Howie Guidry was taking his single-engine craft out for its first flight after an annual inspection when the engine’s power failed over the state of Louisiana near Galliano.

When he realised he couldn’t make it back to the airport, Guidry decided to land on the highway.

Keith Gros, who was driving for local company Breaux Petroleum, spotted the low flying aircraft and took action by blocking the road so it would be clear for landing.

Gros’ boss, Derek Breaux, said: “The plane engines were out so it was silent coming down.

“Keith spotted it as it swooped into his line of sight and knew it was a plane right away.

“So he started to slow down, put on emergency flashers and blocked traffic to give room to the pilot for a safe landing.”

Howie, who has nearly 20 years of experience in flying, remembered from his training that if he had to make an emergency landing he should use the biggest highway around.

“I had to make fast decision to get on the ground safely,” Howie told local press.

“Through my years of training, my flight instructors always told me, ‘Fly the plane until you get on the ground. Fly it, fly it. Don’t give up’.”

Meanwhile, this passenger’s plane ran out of fuel as he was over the Atlantic Ocean.

And these passengers were horrified to hear a loud bang as a loose bolt ripped a hole in the side of their aircraft.
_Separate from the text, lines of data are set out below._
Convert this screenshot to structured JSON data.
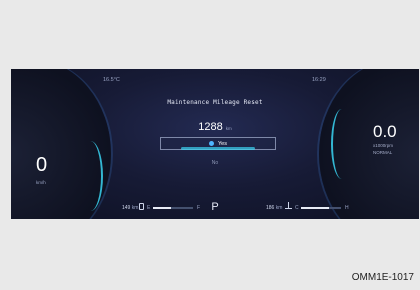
{
  "status": {
    "outside_temp": "16.5°C",
    "clock": "16:29"
  },
  "dialog": {
    "title": "Maintenance Mileage Reset",
    "mileage_value": "1288",
    "mileage_unit": "km",
    "option_yes": "Yes",
    "option_no": "No"
  },
  "speedometer": {
    "value": "0",
    "unit": "km/h"
  },
  "tachometer": {
    "value": "0.0",
    "unit": "x1000rpm",
    "mode": "NORMAL"
  },
  "bottom_bar": {
    "fuel_range_value": "149",
    "fuel_range_unit": "km",
    "fuel_empty_label": "E",
    "fuel_full_label": "F",
    "fuel_level_percent": 45,
    "gear": "P",
    "second_range_value": "186",
    "second_range_unit": "km",
    "temp_cold_label": "C",
    "temp_hot_label": "H",
    "temp_level_percent": 70
  },
  "figure_code": "OMM1E-1017",
  "colors": {
    "accent": "#3ad4f2",
    "selection_dot": "#4fb6ff",
    "background": "#171b36"
  }
}
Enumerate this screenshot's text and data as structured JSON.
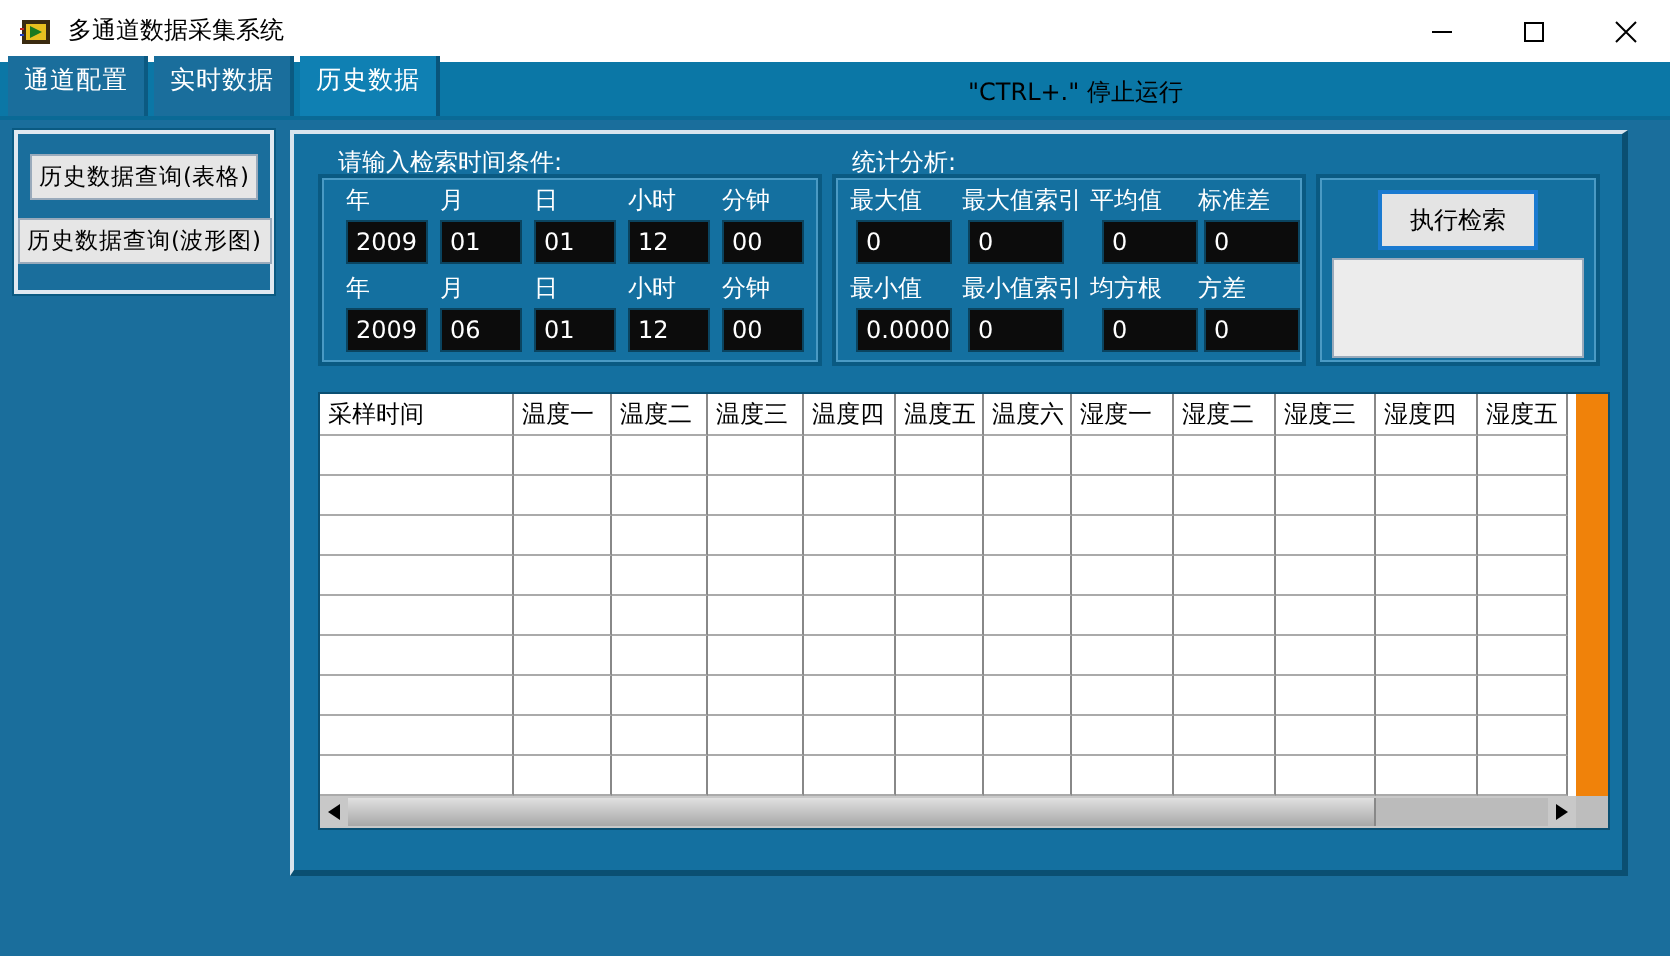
{
  "window": {
    "title": "多通道数据采集系统"
  },
  "tabs": [
    {
      "label": "通道配置",
      "selected": false
    },
    {
      "label": "实时数据",
      "selected": false
    },
    {
      "label": "历史数据",
      "selected": true
    }
  ],
  "hint": "\"CTRL+.\" 停止运行",
  "query_buttons": [
    "历史数据查询(表格)",
    "历史数据查询(波形图)"
  ],
  "time_condition": {
    "title": "请输入检索时间条件:",
    "rows": [
      [
        {
          "label": "年",
          "value": "2009"
        },
        {
          "label": "月",
          "value": "01"
        },
        {
          "label": "日",
          "value": "01"
        },
        {
          "label": "小时",
          "value": "12"
        },
        {
          "label": "分钟",
          "value": "00"
        }
      ],
      [
        {
          "label": "年",
          "value": "2009"
        },
        {
          "label": "月",
          "value": "06"
        },
        {
          "label": "日",
          "value": "01"
        },
        {
          "label": "小时",
          "value": "12"
        },
        {
          "label": "分钟",
          "value": "00"
        }
      ]
    ]
  },
  "statistics": {
    "title": "统计分析:",
    "rows": [
      [
        {
          "label": "最大值",
          "value": "0"
        },
        {
          "label": "最大值索引",
          "value": "0"
        },
        {
          "label": "平均值",
          "value": "0"
        },
        {
          "label": "标准差",
          "value": "0"
        }
      ],
      [
        {
          "label": "最小值",
          "value": "0.0000"
        },
        {
          "label": "最小值索引",
          "value": "0"
        },
        {
          "label": "均方根",
          "value": "0"
        },
        {
          "label": "方差",
          "value": "0"
        }
      ]
    ]
  },
  "search_button": "执行检索",
  "table": {
    "columns": [
      "采样时间",
      "温度一",
      "温度二",
      "温度三",
      "温度四",
      "温度五",
      "温度六",
      "湿度一",
      "湿度二",
      "湿度三",
      "湿度四",
      "湿度五"
    ]
  }
}
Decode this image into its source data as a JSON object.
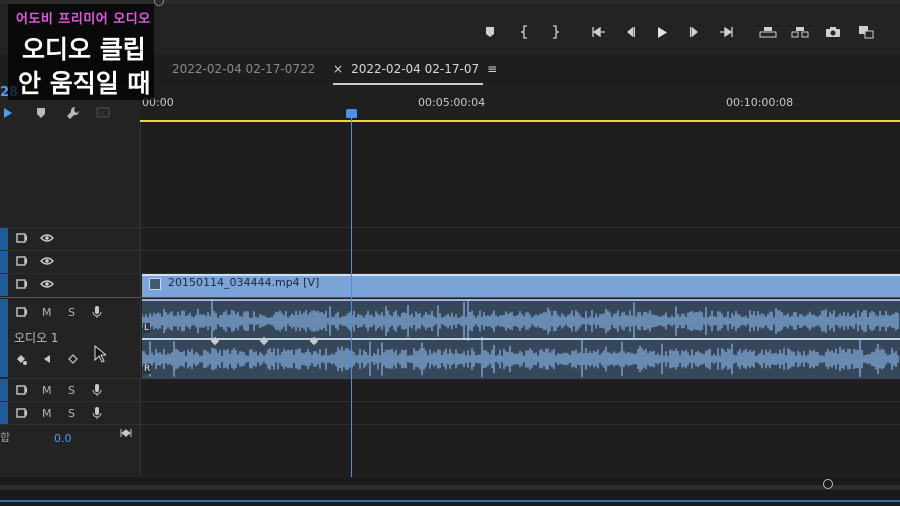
{
  "overlay": {
    "subtitle": "어도비 프리미어 오디오",
    "title_line1": "오디오 클립",
    "title_line2": "안 움직일 때"
  },
  "transport": {
    "buttons": [
      "add-marker",
      "mark-in",
      "mark-out",
      "go-to-in",
      "step-back",
      "play",
      "step-forward",
      "go-to-out",
      "lift",
      "extract",
      "export-frame",
      "button-editor"
    ]
  },
  "tabs": [
    {
      "label": "2022-02-04 02-17-0722",
      "active": false
    },
    {
      "label": "2022-02-04 02-17-07",
      "active": true,
      "close": "×",
      "menu": "≡"
    }
  ],
  "sequence": {
    "timecode_partial": "28",
    "ruler": [
      "00:00",
      "00:05:00:04",
      "00:10:00:08"
    ]
  },
  "tracks": {
    "video_clip_name": "20150114_034444.mp4 [V]",
    "audio_track_name": "오디오 1",
    "mute_label": "M",
    "solo_label": "S",
    "left_label": "L",
    "right_label": "R",
    "mix_label": "합",
    "mix_value": "0.0"
  },
  "colors": {
    "accent": "#4a8fe8",
    "video_clip": "#7ba5d8",
    "audio_clip": "#36475a",
    "waveform": "#7fa8d6",
    "work_area": "#e8d63a",
    "overlay_subtitle": "#e05ae0"
  }
}
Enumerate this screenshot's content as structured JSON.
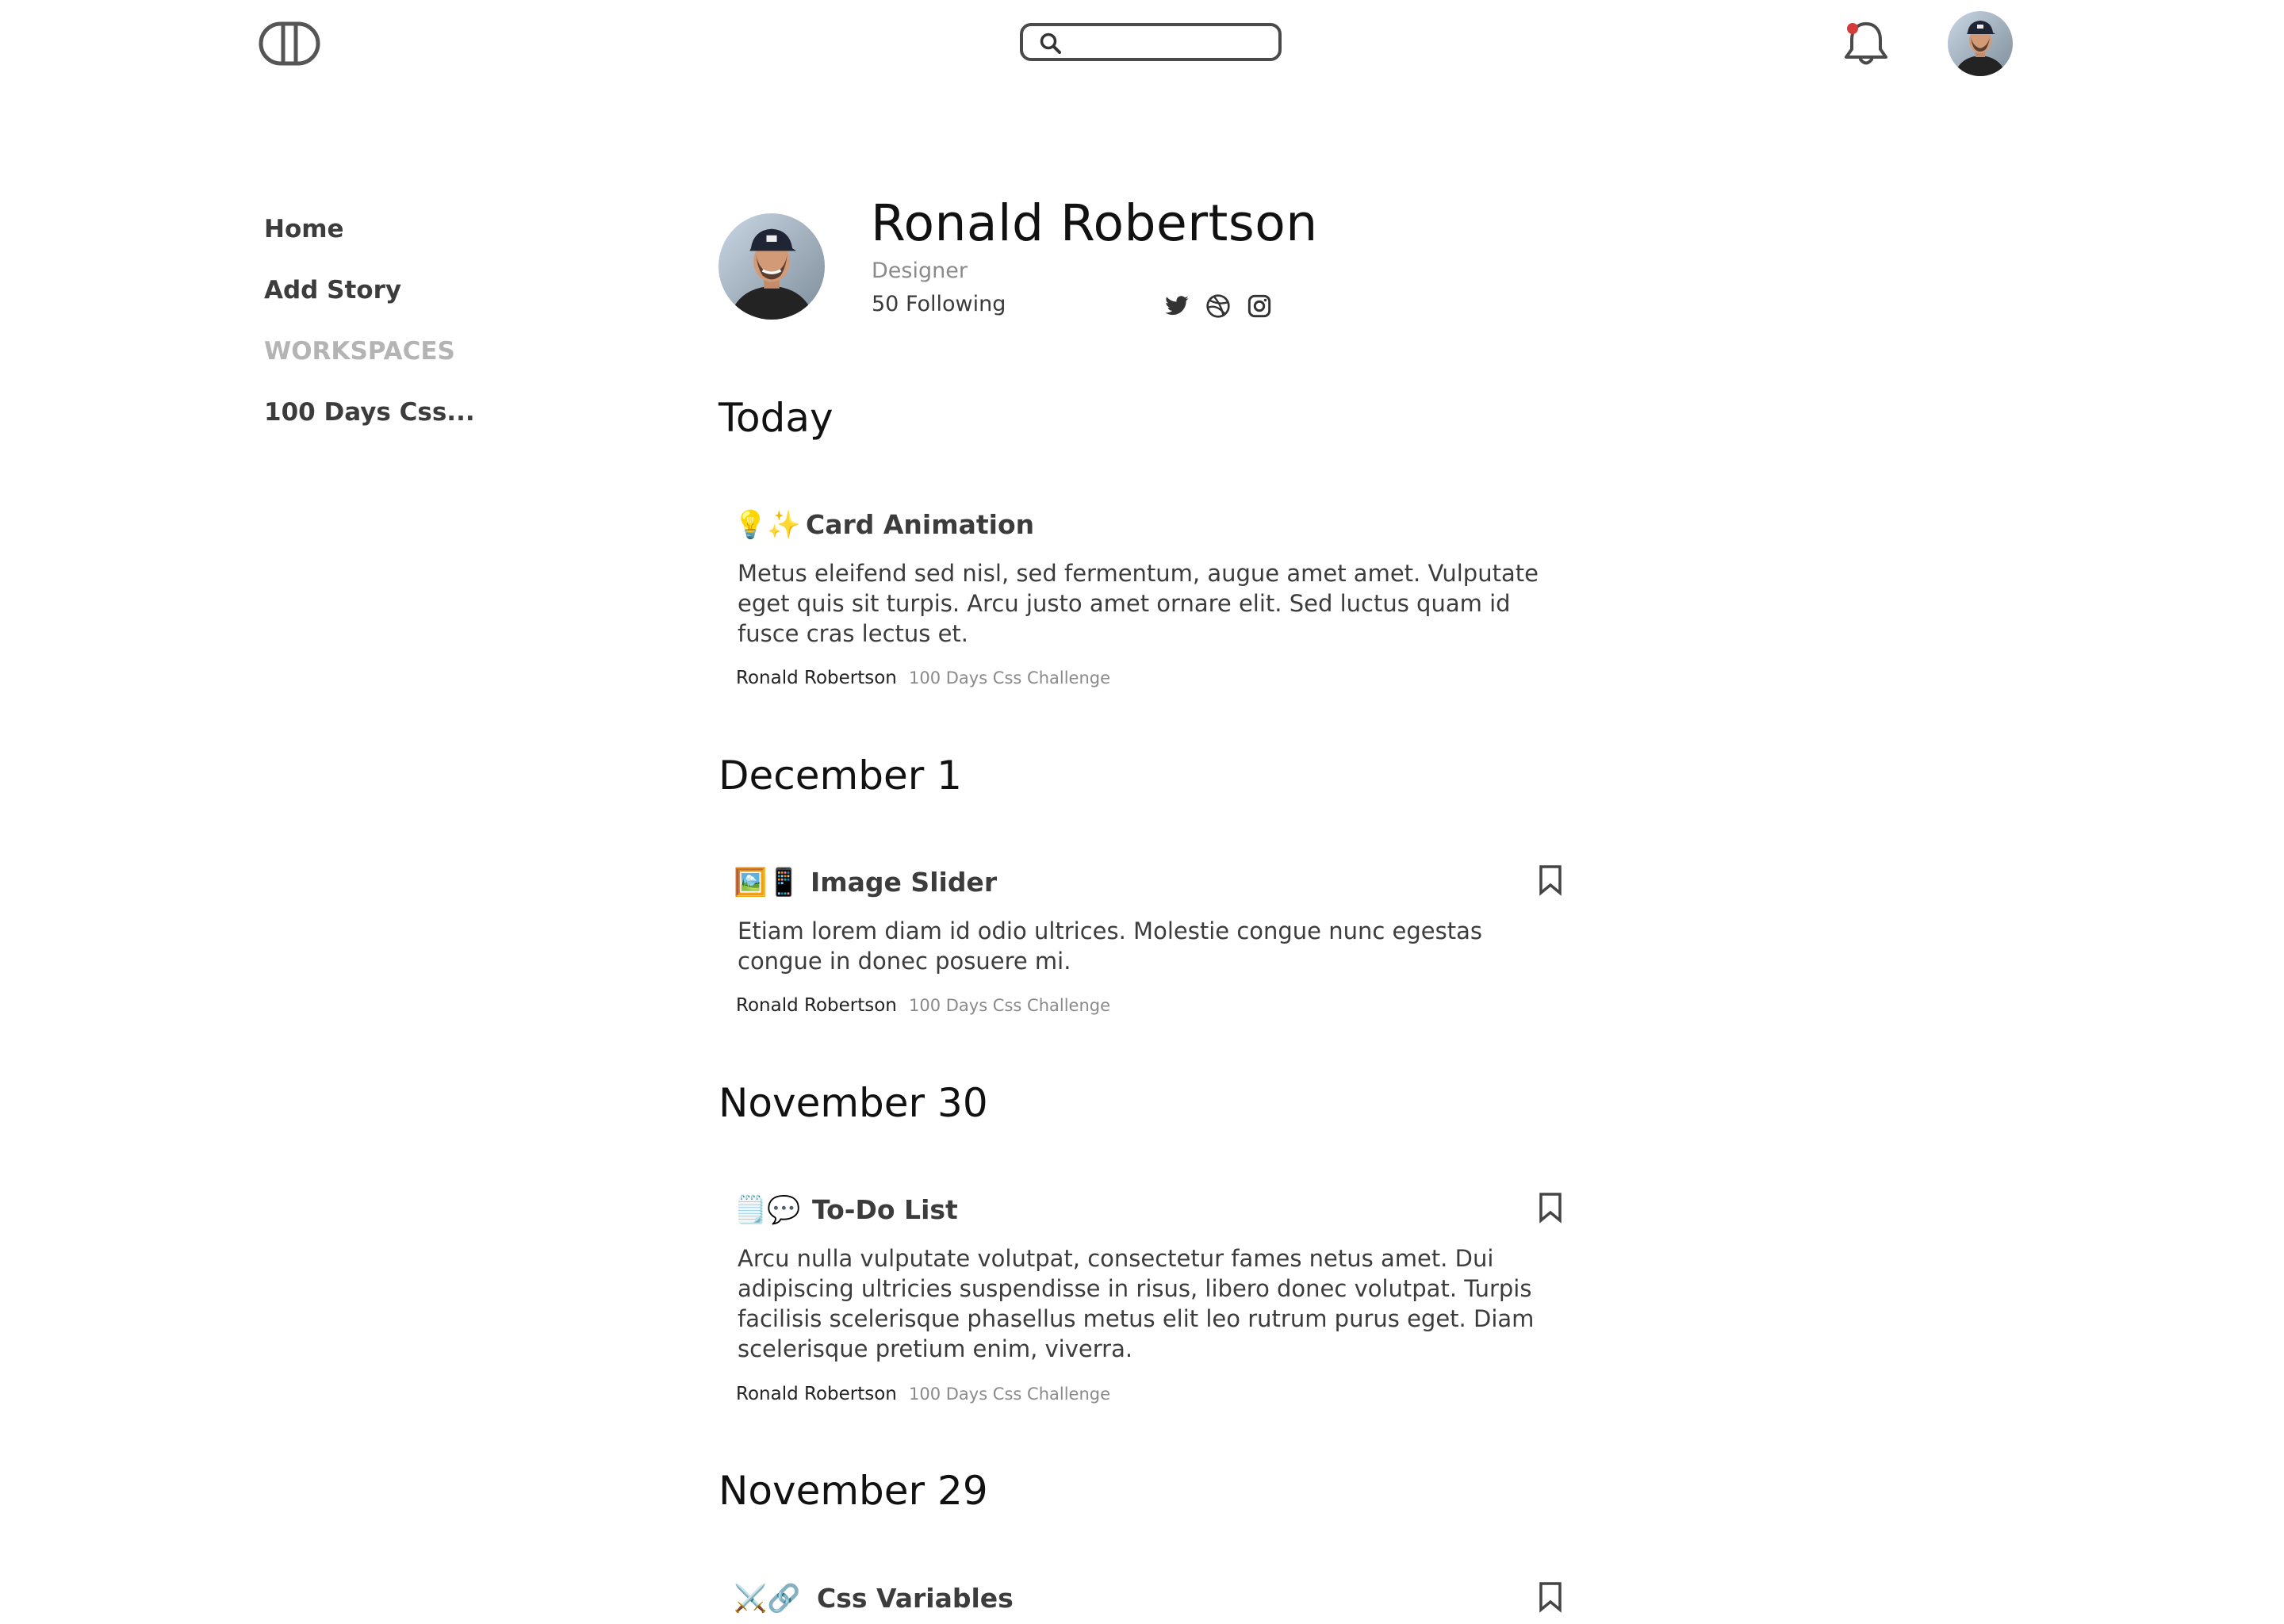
{
  "header": {
    "logo_icon": "pill-logo-icon",
    "search": {
      "placeholder": "",
      "value": "",
      "icon": "search-icon"
    },
    "notification_icon": "bell-icon",
    "notification_dot_color": "#d63b3b"
  },
  "sidebar": {
    "items": [
      {
        "label": "Home"
      },
      {
        "label": "Add Story"
      },
      {
        "label": "WORKSPACES"
      },
      {
        "label": "100 Days Css..."
      }
    ]
  },
  "profile": {
    "name": "Ronald Robertson",
    "role": "Designer",
    "following": "50 Following",
    "social_icons": [
      "twitter-icon",
      "dribbble-icon",
      "instagram-icon"
    ]
  },
  "feed": {
    "groups": [
      {
        "date": "Today",
        "stories": [
          {
            "emoji": "💡✨",
            "title": "Card Animation",
            "body": "Metus eleifend sed nisl, sed fermentum, augue amet amet. Vulputate eget quis sit turpis. Arcu justo amet ornare elit. Sed luctus quam id fusce cras lectus et.",
            "author": "Ronald Robertson",
            "workspace": "100 Days Css Challenge"
          }
        ]
      },
      {
        "date": "December 1",
        "stories": [
          {
            "emoji": "🖼️📱",
            "title": "Image Slider",
            "body": "Etiam lorem diam id odio ultrices. Molestie congue nunc egestas congue in donec posuere mi.",
            "author": "Ronald Robertson",
            "workspace": "100 Days Css Challenge"
          }
        ]
      },
      {
        "date": "November 30",
        "stories": [
          {
            "emoji": "🗒️💬",
            "title": "To-Do List",
            "body": "Arcu nulla vulputate volutpat, consectetur fames netus amet. Dui adipiscing ultricies suspendisse in risus, libero donec volutpat. Turpis facilisis scelerisque phasellus metus elit leo rutrum purus eget. Diam scelerisque pretium enim, viverra.",
            "author": "Ronald Robertson",
            "workspace": "100 Days Css Challenge"
          }
        ]
      },
      {
        "date": "November 29",
        "stories": [
          {
            "emoji": "⚔️🔗",
            "title": "Css Variables"
          }
        ]
      }
    ]
  },
  "colors": {
    "text": "#3c3c3c",
    "heading": "#111111",
    "muted": "#8a8a8a",
    "section_label": "#b4b4b4"
  }
}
Typically, if both engines failed at a plane’s average cruising altitude of around 36,000ft, it would be able to travel for around 60 milesCredit: Getty